You can find those that need this particular credit, he claimed.

After Colorado passed its legislation this year, over 50 % connected with states payday stores shut. However the people that remained saw business enhance, Bourke reported, and people who need a phrase this is certainly short continue steadily to have a good amount of access. Some nationwide pay day loan providers running in Ohio also provide stores in Colorado. Borrowing $300 for five months from Ace money Express, as an example, costs an Ohio debtor $879, but $172 in Colorado, Bourke reported. These companies are billing Ohioans five times more . simply because just just what regulations states enables them, Bourke reported, determining the Ohio bill would save borrowers $75 million each year.

Ohio has about 650 payday stores, including name creditors, made to utilize vehicle games as safety. They’re set up so you cant really invest through the loan, Koehler claimed. The idea you will need to back pay it in 2 months is inducing the most of the issues. Koehler peers have actually over over over and over expected him: Didnt we take care of this in 2008? The Term that is brief Loan created that year limits loan this is certainly payday rates to 28 per cent, but zero pay day loan providers operate under that part of law.

Simply nine of 99 present house users was in workplace in 2008.

There’s payday loans Montana no kind of normal constituency that is fighting to fix this matter, but theres a rather aggressive pay check loan lobby thats fighting to help keep their status, Bourke reported. Since 2010, the payday industry has furnished more than $1.5 million to Ohio promotions, mostly to Republicans. Which include $100,000 up to a 2015 bipartisan legislative redistricting reform campaign, making it the donor this is certainly biggest. brand New restrictions “can do nothing but damage ab muscles clients the legislation was designed to help by reducing credit alternatives and exposing clients to more expensive choices such as unregulated off shore internet loan providers, overdrafts, power turn off costs, if not a whole lot worse — lending that is unlawful, Patrick Crawley, spokesman in terms of Ohio consumer Lenders Association.

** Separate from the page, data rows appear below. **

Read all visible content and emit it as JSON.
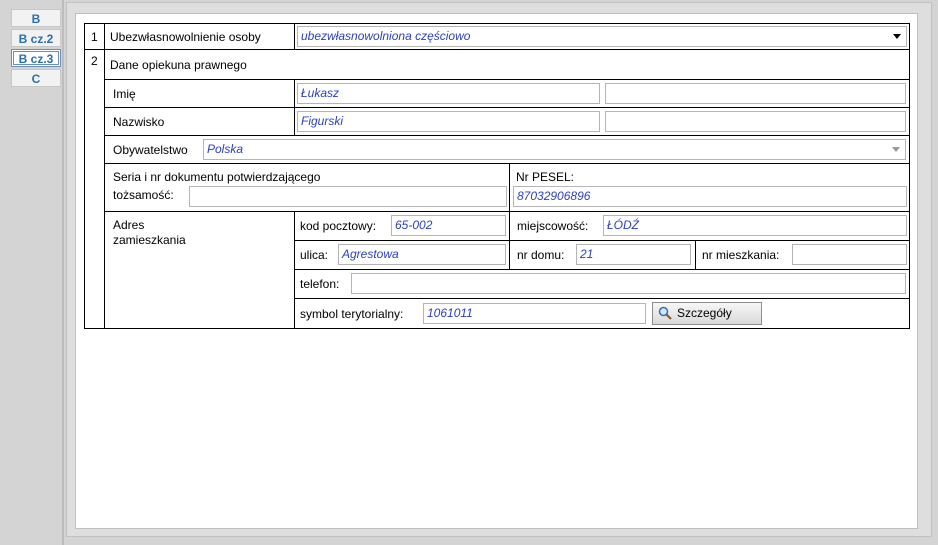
{
  "tabs": [
    {
      "label": "B"
    },
    {
      "label": "B cz.2"
    },
    {
      "label": "B cz.3"
    },
    {
      "label": "C"
    }
  ],
  "row1": {
    "number": "1",
    "label": "Ubezwłasnowolnienie osoby",
    "value": "ubezwłasnowolniona częściowo"
  },
  "row2": {
    "number": "2",
    "heading": "Dane opiekuna prawnego",
    "imie_label": "Imię",
    "imie_value": "Łukasz",
    "imie_value2": "",
    "nazwisko_label": "Nazwisko",
    "nazwisko_value": "Figurski",
    "nazwisko_value2": "",
    "obywatelstwo_label": "Obywatelstwo",
    "obywatelstwo_value": "Polska",
    "dokument_label_line1": "Seria i nr dokumentu potwierdzającego",
    "dokument_label_line2": "tożsamość:",
    "dokument_value": "",
    "pesel_label": "Nr PESEL:",
    "pesel_value": "87032906896"
  },
  "address": {
    "label_line1": "Adres",
    "label_line2": "zamieszkania",
    "kod_label": "kod pocztowy:",
    "kod_value": "65-002",
    "miejscowosc_label": "miejscowość:",
    "miejscowosc_value": "ŁÓDŹ",
    "ulica_label": "ulica:",
    "ulica_value": "Agrestowa",
    "nr_domu_label": "nr domu:",
    "nr_domu_value": "21",
    "nr_mieszkania_label": "nr mieszkania:",
    "nr_mieszkania_value": "",
    "telefon_label": "telefon:",
    "telefon_value": "",
    "symbol_label": "symbol terytorialny:",
    "symbol_value": "1061011",
    "details_button": "Szczegóły"
  },
  "icons": {
    "details": "magnifier-icon",
    "dropdown": "chevron-down-icon"
  }
}
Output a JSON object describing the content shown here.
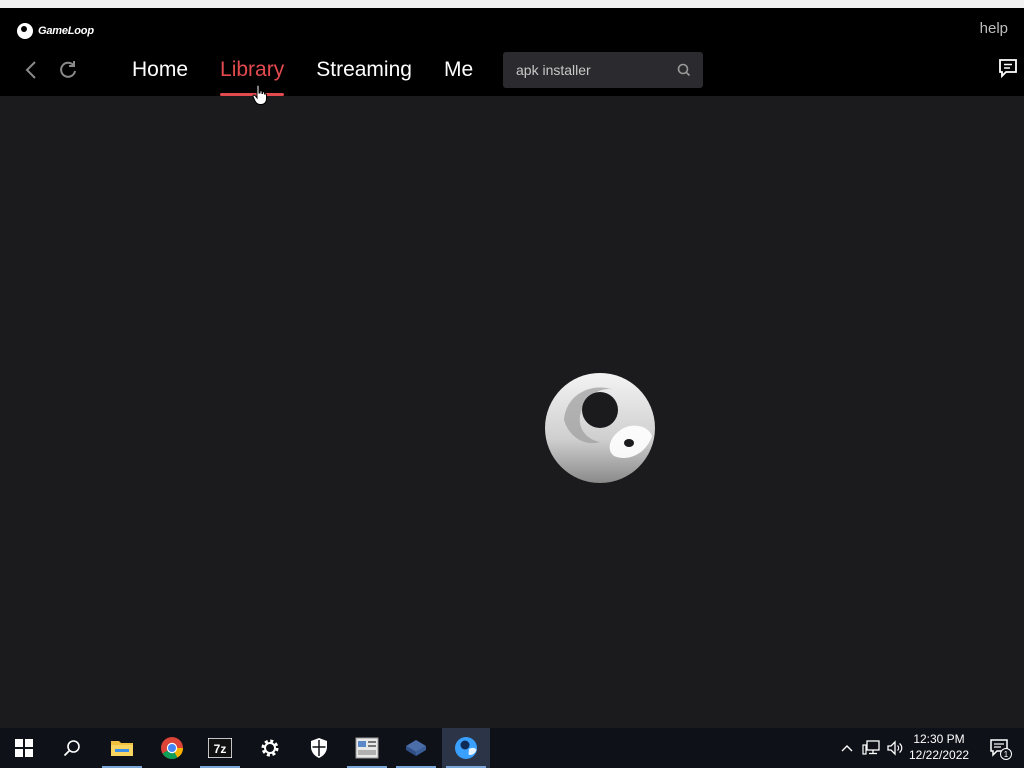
{
  "app": {
    "brand": "GameLoop",
    "help_label": "help",
    "accent_color": "#e24a4e"
  },
  "nav": {
    "tabs": [
      {
        "label": "Home",
        "active": false
      },
      {
        "label": "Library",
        "active": true
      },
      {
        "label": "Streaming",
        "active": false
      },
      {
        "label": "Me",
        "active": false
      }
    ],
    "back_icon": "chevron-left-icon",
    "refresh_icon": "refresh-icon",
    "chat_icon": "chat-icon"
  },
  "search": {
    "value": "apk installer",
    "icon": "search-icon"
  },
  "main": {
    "loading_icon": "gameloop-logo-spinner"
  },
  "taskbar": {
    "items": [
      {
        "icon": "windows-start-icon"
      },
      {
        "icon": "search-icon"
      },
      {
        "icon": "file-explorer-icon"
      },
      {
        "icon": "chrome-icon"
      },
      {
        "icon": "7zip-icon"
      },
      {
        "icon": "settings-icon"
      },
      {
        "icon": "windows-security-icon"
      },
      {
        "icon": "app-installer-icon"
      },
      {
        "icon": "virtualbox-icon"
      },
      {
        "icon": "gameloop-icon"
      }
    ],
    "clock": {
      "time": "12:30 PM",
      "date": "12/22/2022"
    },
    "notification_count": "1"
  }
}
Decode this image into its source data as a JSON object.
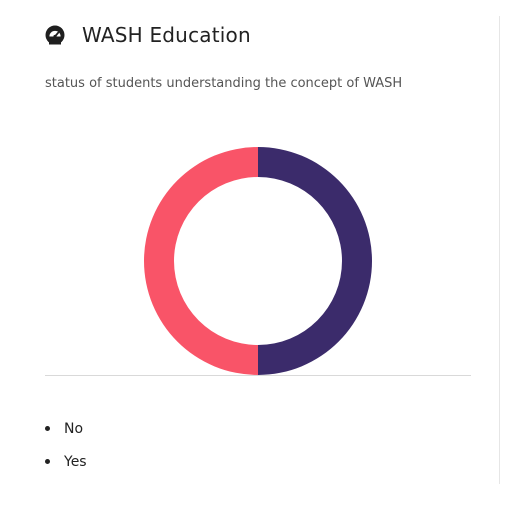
{
  "card": {
    "title": "WASH Education",
    "subtitle": "status of students understanding the concept of WASH",
    "icon": "dashboard-gauge-icon"
  },
  "chart_data": {
    "type": "pie",
    "donut": true,
    "categories": [
      "No",
      "Yes"
    ],
    "values": [
      50,
      50
    ],
    "colors": [
      "#f95468",
      "#3b2b6b"
    ],
    "legend_position": "bottom"
  },
  "legend": {
    "items": [
      {
        "label": "No"
      },
      {
        "label": "Yes"
      }
    ]
  }
}
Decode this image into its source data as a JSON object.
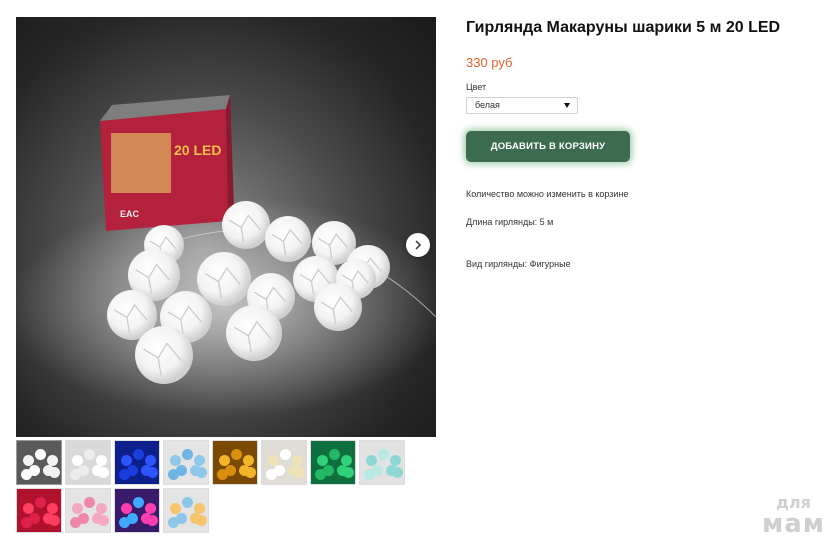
{
  "product": {
    "title": "Гирлянда Макаруны шарики 5 м 20 LED",
    "price": "330 руб",
    "color_label": "Цвет",
    "color_selected": "белая",
    "cart_button": "ДОБАВИТЬ В КОРЗИНУ",
    "qty_note": "Количество можно изменить в корзине",
    "length": "Длина гирлянды: 5 м",
    "kind": "Вид гирлянды: Фигурные"
  },
  "gallery": {
    "box_text": "20 LED",
    "box_small": "EAC",
    "next_icon": "chevron-right-icon",
    "thumbnails": [
      {
        "name": "thumb-white-lit",
        "bg": "#5a5a5a",
        "ball": "#f2f2f2",
        "alt": "#ffffff"
      },
      {
        "name": "thumb-white",
        "bg": "#d9d9d9",
        "ball": "#ffffff",
        "alt": "#ececec"
      },
      {
        "name": "thumb-blue-lit",
        "bg": "#0d1f8a",
        "ball": "#2d55ff",
        "alt": "#1a3de0"
      },
      {
        "name": "thumb-light-blue",
        "bg": "#e4e4e4",
        "ball": "#8fc7ea",
        "alt": "#6fb4e2"
      },
      {
        "name": "thumb-yellow-lit",
        "bg": "#7a4a05",
        "ball": "#f3b527",
        "alt": "#d98e0e"
      },
      {
        "name": "thumb-cream",
        "bg": "#e0ddd6",
        "ball": "#efe3b9",
        "alt": "#ffffff"
      },
      {
        "name": "thumb-green-lit",
        "bg": "#0f6e3d",
        "ball": "#2fd27a",
        "alt": "#22b864"
      },
      {
        "name": "thumb-mint",
        "bg": "#e2e2e2",
        "ball": "#8ed8d4",
        "alt": "#b7e8e4"
      },
      {
        "name": "thumb-red-lit",
        "bg": "#b0122d",
        "ball": "#ff3d63",
        "alt": "#e0204a"
      },
      {
        "name": "thumb-pink",
        "bg": "#e4e4e4",
        "ball": "#f4a9c1",
        "alt": "#ef87aa"
      },
      {
        "name": "thumb-multicolor-lit",
        "bg": "#3a1a6a",
        "ball": "#ff3fb0",
        "alt": "#3fa9ff"
      },
      {
        "name": "thumb-multicolor",
        "bg": "#e4e4e4",
        "ball": "#f5c46b",
        "alt": "#8ec6ea"
      }
    ]
  },
  "watermark": {
    "top": "для",
    "bottom": "мам"
  },
  "colors": {
    "price": "#e0612b",
    "cart_button": "#3d6b4f",
    "cart_glow": "#4fa464"
  }
}
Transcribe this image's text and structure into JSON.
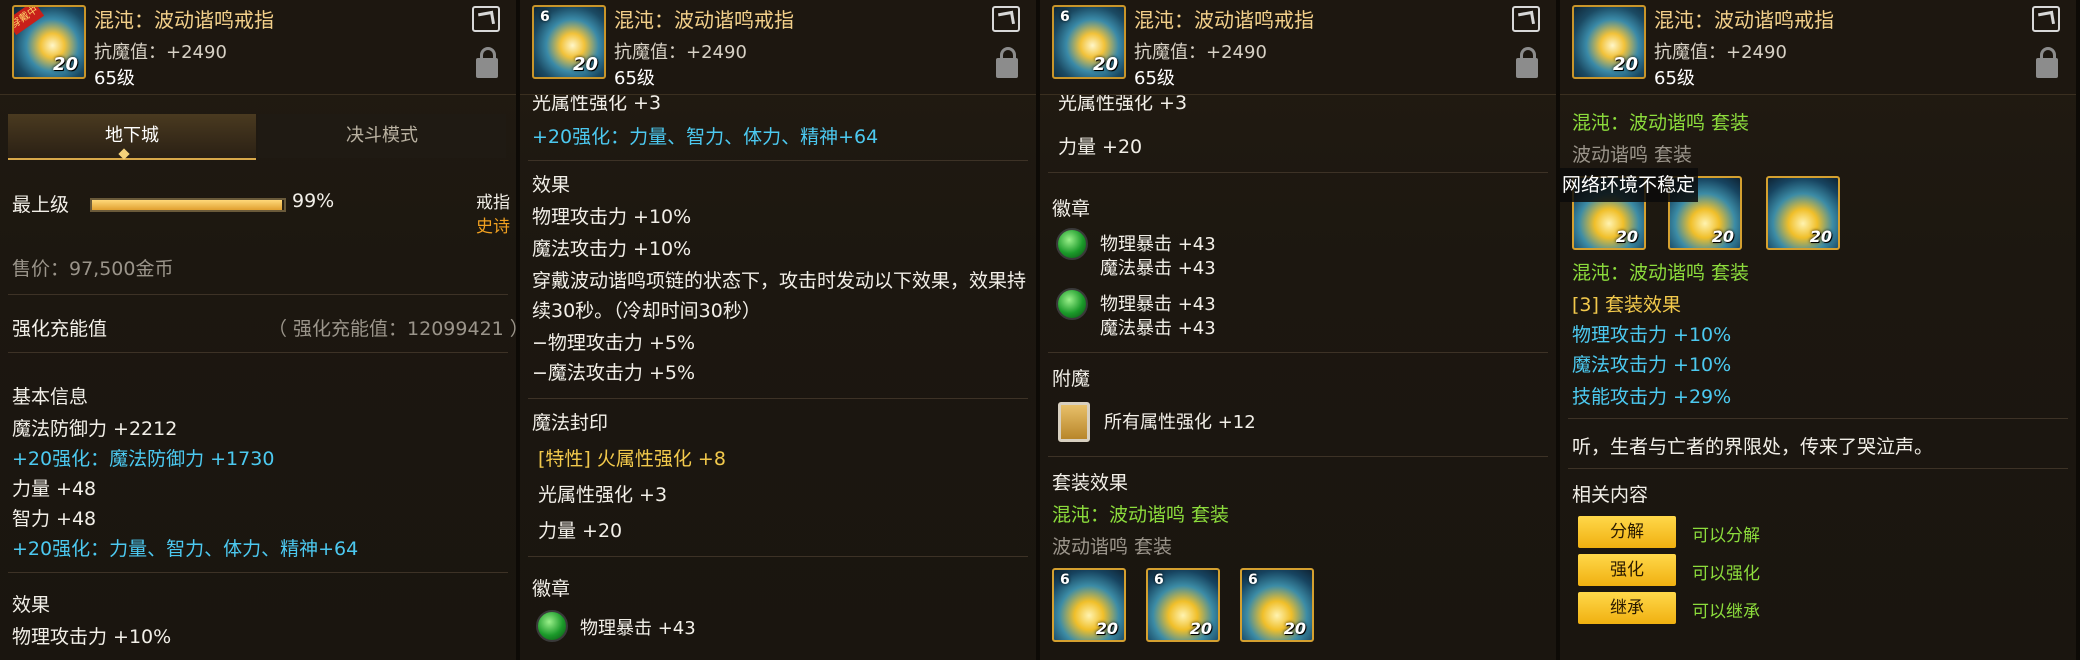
{
  "item": {
    "name": "混沌：波动谐鸣戒指",
    "anti_magic": "抗魔值：+2490",
    "level": "65级",
    "icon_level": "20",
    "icon_top_level": "6",
    "icon_badge": "穿戴中"
  },
  "panel1": {
    "tabs": [
      "地下城",
      "决斗模式"
    ],
    "grade": "最上级",
    "grade_percent_value": 99,
    "grade_percent": "99%",
    "slot": "戒指",
    "rarity": "史诗",
    "price": "售价：97,500金币",
    "enhance_title": "强化充能值",
    "enhance_value": "（ 强化充能值：12099421 ）",
    "basic_title": "基本信息",
    "magic_def": "魔法防御力 +2212",
    "magic_def_bonus": "+20强化：魔法防御力 +1730",
    "str": "力量 +48",
    "int": "智力 +48",
    "stat_bonus": "+20强化：力量、智力、体力、精神+64",
    "effect_title": "效果",
    "effect_cut": "物理攻击力 +10%"
  },
  "panel2": {
    "cut_top": "光属性强化 +3",
    "stat_bonus": "+20强化：力量、智力、体力、精神+64",
    "effect_title": "效果",
    "effects": [
      "物理攻击力 +10%",
      "魔法攻击力 +10%",
      "穿戴波动谐鸣项链的状态下，攻击时发动以下效果，效果持",
      "续30秒。（冷却时间30秒）",
      "−物理攻击力 +5%",
      "−魔法攻击力 +5%"
    ],
    "seal_title": "魔法封印",
    "seal_special": "[特性] 火属性强化 +8",
    "seal_light": "光属性强化 +3",
    "seal_str": "力量 +20",
    "emblem_title": "徽章",
    "emblem_1": "物理暴击 +43"
  },
  "panel3": {
    "cut_top": "光属性强化 +3",
    "str": "力量 +20",
    "emblem_title": "徽章",
    "emblems": [
      [
        "物理暴击 +43",
        "魔法暴击 +43"
      ],
      [
        "物理暴击 +43",
        "魔法暴击 +43"
      ]
    ],
    "enchant_title": "附魔",
    "enchant": "所有属性强化 +12",
    "set_title": "套装效果",
    "set_name": "混沌：波动谐鸣 套装",
    "set_sub": "波动谐鸣 套装"
  },
  "panel4": {
    "set_name": "混沌：波动谐鸣 套装",
    "set_sub": "波动谐鸣 套装",
    "toast": "网络环境不稳定",
    "set_name2": "混沌：波动谐鸣 套装",
    "set_effect_title": "[3] 套装效果",
    "set_effects": [
      "物理攻击力 +10%",
      "魔法攻击力 +10%",
      "技能攻击力 +29%"
    ],
    "flavor": "听，生者与亡者的界限处，传来了哭泣声。",
    "related_title": "相关内容",
    "buttons": [
      {
        "label": "分解",
        "note": "可以分解"
      },
      {
        "label": "强化",
        "note": "可以强化"
      },
      {
        "label": "继承",
        "note": "可以继承"
      }
    ]
  }
}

Speaker Cliff Rosenberger, R Clarksville, claimed he could possibly be winding up in numerous activities to learn more concerning the requisite when it comes to bill. Home Minority Leader Fred Strahorn, D Dayton, added: Im all for reforming it rendering it an item that is good people, you could find so many under banked and underserved people. we need to provide focus on making good items that are monetary maybe maybe not get caught up with putting people away from business.